» **THE PROBLEM**:
Find all lines in the records that include the word "Microsoft", and copy them out.

(Dataset rows describing interfaces)
.....
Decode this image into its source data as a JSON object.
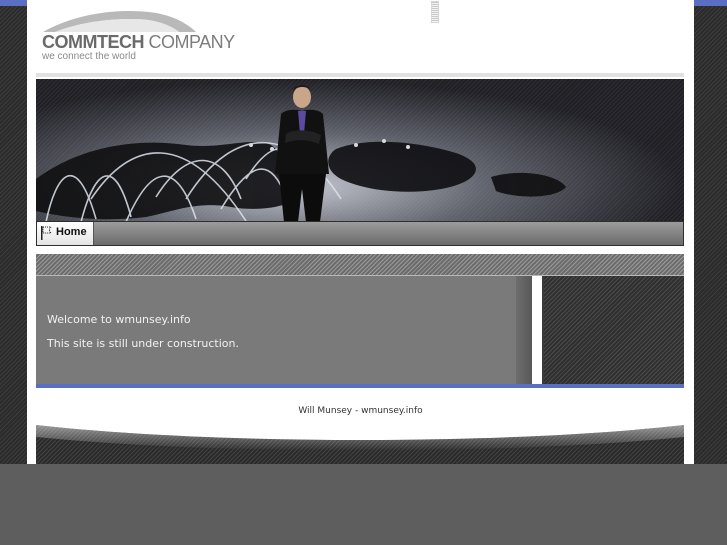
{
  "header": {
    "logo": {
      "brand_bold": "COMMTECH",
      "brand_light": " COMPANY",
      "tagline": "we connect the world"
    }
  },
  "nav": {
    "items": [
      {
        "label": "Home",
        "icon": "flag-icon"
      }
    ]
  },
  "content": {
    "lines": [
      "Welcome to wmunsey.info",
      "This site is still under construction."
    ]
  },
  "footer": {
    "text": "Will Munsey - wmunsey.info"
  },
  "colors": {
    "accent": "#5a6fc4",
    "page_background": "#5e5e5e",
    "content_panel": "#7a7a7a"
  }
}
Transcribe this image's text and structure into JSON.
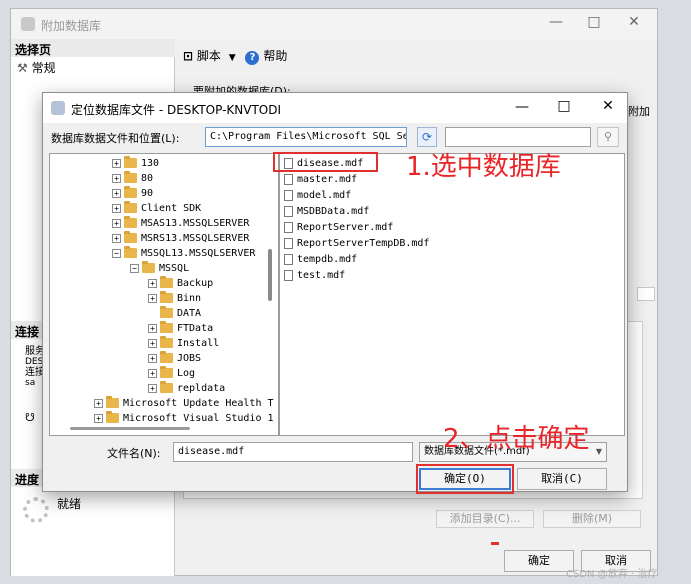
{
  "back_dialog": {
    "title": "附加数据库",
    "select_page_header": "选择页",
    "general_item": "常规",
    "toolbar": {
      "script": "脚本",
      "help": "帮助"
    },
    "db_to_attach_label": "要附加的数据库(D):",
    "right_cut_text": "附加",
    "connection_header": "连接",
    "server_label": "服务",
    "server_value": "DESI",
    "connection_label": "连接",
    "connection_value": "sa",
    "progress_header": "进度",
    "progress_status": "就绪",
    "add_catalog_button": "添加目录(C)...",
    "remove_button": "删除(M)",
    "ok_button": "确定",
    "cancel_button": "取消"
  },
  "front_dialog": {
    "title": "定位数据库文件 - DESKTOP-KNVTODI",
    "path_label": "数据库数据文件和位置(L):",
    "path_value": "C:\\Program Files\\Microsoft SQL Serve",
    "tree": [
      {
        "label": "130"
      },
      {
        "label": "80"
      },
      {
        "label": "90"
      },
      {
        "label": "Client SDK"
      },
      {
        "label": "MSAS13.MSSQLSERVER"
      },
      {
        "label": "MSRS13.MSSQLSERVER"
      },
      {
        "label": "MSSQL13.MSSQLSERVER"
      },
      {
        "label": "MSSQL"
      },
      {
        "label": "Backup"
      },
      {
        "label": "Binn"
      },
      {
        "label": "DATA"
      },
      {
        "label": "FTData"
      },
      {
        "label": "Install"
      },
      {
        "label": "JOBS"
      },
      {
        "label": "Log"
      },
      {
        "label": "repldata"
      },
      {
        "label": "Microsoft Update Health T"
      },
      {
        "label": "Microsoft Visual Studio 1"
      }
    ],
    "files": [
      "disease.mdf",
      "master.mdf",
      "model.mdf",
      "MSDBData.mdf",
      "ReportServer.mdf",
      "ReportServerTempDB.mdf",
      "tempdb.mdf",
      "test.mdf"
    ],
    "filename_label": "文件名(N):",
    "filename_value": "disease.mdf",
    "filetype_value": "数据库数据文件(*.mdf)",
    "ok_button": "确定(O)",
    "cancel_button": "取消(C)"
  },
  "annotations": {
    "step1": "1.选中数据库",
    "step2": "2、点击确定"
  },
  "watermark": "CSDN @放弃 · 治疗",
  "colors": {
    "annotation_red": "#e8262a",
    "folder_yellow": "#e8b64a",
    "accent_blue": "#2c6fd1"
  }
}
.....
» **RESULT**:
    "path_value": "C:\\Program Files\\Microsoft SQL Serve",
        "label": "Microsoft Update Health T"
        "label": "Microsoft Visual Studio 1"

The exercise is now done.